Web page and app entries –

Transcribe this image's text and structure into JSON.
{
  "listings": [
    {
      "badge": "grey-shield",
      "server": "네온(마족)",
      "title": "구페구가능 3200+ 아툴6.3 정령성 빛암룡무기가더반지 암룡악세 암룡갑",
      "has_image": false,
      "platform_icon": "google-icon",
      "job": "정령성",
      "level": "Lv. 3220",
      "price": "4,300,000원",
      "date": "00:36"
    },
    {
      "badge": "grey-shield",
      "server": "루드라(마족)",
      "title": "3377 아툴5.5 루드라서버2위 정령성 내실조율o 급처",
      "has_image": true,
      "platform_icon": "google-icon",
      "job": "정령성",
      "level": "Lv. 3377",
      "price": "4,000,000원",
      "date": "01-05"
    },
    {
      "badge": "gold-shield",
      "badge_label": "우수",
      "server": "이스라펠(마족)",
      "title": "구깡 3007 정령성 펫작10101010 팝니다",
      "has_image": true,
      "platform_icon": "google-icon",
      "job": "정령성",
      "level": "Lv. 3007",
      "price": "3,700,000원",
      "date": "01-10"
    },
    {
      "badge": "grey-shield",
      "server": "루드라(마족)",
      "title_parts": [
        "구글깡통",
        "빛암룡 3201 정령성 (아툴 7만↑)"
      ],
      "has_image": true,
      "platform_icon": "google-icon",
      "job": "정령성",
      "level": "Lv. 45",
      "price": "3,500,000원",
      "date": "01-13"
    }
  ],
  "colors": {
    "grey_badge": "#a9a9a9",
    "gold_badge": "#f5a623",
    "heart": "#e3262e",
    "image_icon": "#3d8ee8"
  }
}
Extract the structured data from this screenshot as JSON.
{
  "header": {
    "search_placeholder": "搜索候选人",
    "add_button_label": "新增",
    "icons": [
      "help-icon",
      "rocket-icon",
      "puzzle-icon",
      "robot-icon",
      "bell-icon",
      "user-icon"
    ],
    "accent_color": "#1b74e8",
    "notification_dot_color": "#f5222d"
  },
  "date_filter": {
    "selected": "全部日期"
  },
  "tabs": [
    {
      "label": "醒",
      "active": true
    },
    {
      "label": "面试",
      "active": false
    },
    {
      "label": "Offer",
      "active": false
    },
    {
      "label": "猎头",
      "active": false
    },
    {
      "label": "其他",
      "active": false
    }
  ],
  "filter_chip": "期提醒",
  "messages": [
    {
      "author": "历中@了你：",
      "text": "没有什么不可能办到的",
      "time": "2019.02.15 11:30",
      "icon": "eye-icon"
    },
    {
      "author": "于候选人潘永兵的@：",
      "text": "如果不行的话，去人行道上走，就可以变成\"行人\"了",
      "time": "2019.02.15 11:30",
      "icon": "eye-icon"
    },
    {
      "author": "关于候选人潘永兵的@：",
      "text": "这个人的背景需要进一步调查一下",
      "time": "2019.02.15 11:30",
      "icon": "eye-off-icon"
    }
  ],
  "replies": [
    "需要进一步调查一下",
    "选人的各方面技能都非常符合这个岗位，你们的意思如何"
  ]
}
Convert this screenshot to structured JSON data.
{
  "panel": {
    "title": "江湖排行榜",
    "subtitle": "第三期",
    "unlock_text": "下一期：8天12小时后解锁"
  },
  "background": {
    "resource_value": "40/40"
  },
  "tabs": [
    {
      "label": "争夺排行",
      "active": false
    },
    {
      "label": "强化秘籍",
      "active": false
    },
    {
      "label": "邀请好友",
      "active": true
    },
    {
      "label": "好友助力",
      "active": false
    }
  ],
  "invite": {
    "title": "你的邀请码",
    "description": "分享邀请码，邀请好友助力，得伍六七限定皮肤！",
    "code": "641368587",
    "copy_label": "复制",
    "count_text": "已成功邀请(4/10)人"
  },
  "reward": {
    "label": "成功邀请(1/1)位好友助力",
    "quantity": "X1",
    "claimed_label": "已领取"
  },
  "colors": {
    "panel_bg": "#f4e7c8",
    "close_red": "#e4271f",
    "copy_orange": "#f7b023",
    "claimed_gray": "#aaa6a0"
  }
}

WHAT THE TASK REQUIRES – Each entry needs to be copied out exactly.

PROBLEM SOLUTION –
Transcribe this image's text and structure into JSON.
{
  "listings": [
    {
      "badge": "grey-shield",
      "server": "네온(마족)",
      "title": "구페구가능 3200+ 아툴6.3 정령성 빛암룡무기가더반지 암룡악세 암룡갑",
      "has_image": false,
      "platform_icon": "google-icon",
      "job": "정령성",
      "level": "Lv. 3220",
      "price": "4,300,000원",
      "date": "00:36"
    },
    {
      "badge": "grey-shield",
      "server": "루드라(마족)",
      "title": "3377 아툴5.5 루드라서버2위 정령성 내실조율o 급처",
      "has_image": true,
      "platform_icon": "google-icon",
      "job": "정령성",
      "level": "Lv. 3377",
      "price": "4,000,000원",
      "date": "01-05"
    },
    {
      "badge": "gold-shield",
      "badge_label": "우수",
      "server": "이스라펠(마족)",
      "title": "구깡 3007 정령성 펫작10101010 팝니다",
      "has_image": true,
      "platform_icon": "google-icon",
      "job": "정령성",
      "level": "Lv. 3007",
      "price": "3,700,000원",
      "date": "01-10"
    },
    {
      "badge": "grey-shield",
      "server": "루드라(마족)",
      "title_parts": [
        "구글깡통",
        "빛암룡 3201 정령성 (아툴 7만↑)"
      ],
      "has_image": true,
      "platform_icon": "google-icon",
      "job": "정령성",
      "level": "Lv. 45",
      "price": "3,500,000원",
      "date": "01-13"
    }
  ],
  "colors": {
    "grey_badge": "#a9a9a9",
    "gold_badge": "#f5a623",
    "heart": "#e3262e",
    "image_icon": "#3d8ee8"
  }
}
Extract the structured data from this screenshot as JSON.
{
  "header": {
    "search_placeholder": "搜索候选人",
    "add_button_label": "新增",
    "icons": [
      "help-icon",
      "rocket-icon",
      "puzzle-icon",
      "robot-icon",
      "bell-icon",
      "user-icon"
    ],
    "accent_color": "#1b74e8",
    "notification_dot_color": "#f5222d"
  },
  "date_filter": {
    "selected": "全部日期"
  },
  "tabs": [
    {
      "label": "醒",
      "active": true
    },
    {
      "label": "面试",
      "active": false
    },
    {
      "label": "Offer",
      "active": false
    },
    {
      "label": "猎头",
      "active": false
    },
    {
      "label": "其他",
      "active": false
    }
  ],
  "filter_chip": "期提醒",
  "messages": [
    {
      "author": "历中@了你：",
      "text": "没有什么不可能办到的",
      "time": "2019.02.15 11:30",
      "icon": "eye-icon"
    },
    {
      "author": "于候选人潘永兵的@：",
      "text": "如果不行的话，去人行道上走，就可以变成\"行人\"了",
      "time": "2019.02.15 11:30",
      "icon": "eye-icon"
    },
    {
      "author": "关于候选人潘永兵的@：",
      "text": "这个人的背景需要进一步调查一下",
      "time": "2019.02.15 11:30",
      "icon": "eye-off-icon"
    }
  ],
  "replies": [
    "需要进一步调查一下",
    "选人的各方面技能都非常符合这个岗位，你们的意思如何"
  ]
}
Convert this screenshot to structured JSON data.
{
  "panel": {
    "title": "江湖排行榜",
    "subtitle": "第三期",
    "unlock_text": "下一期：8天12小时后解锁"
  },
  "background": {
    "resource_value": "40/40"
  },
  "tabs": [
    {
      "label": "争夺排行",
      "active": false
    },
    {
      "label": "强化秘籍",
      "active": false
    },
    {
      "label": "邀请好友",
      "active": true
    },
    {
      "label": "好友助力",
      "active": false
    }
  ],
  "invite": {
    "title": "你的邀请码",
    "description": "分享邀请码，邀请好友助力，得伍六七限定皮肤！",
    "code": "641368587",
    "copy_label": "复制",
    "count_text": "已成功邀请(4/10)人"
  },
  "reward": {
    "label": "成功邀请(1/1)位好友助力",
    "quantity": "X1",
    "claimed_label": "已领取"
  },
  "colors": {
    "panel_bg": "#f4e7c8",
    "close_red": "#e4271f",
    "copy_orange": "#f7b023",
    "claimed_gray": "#aaa6a0"
  }
}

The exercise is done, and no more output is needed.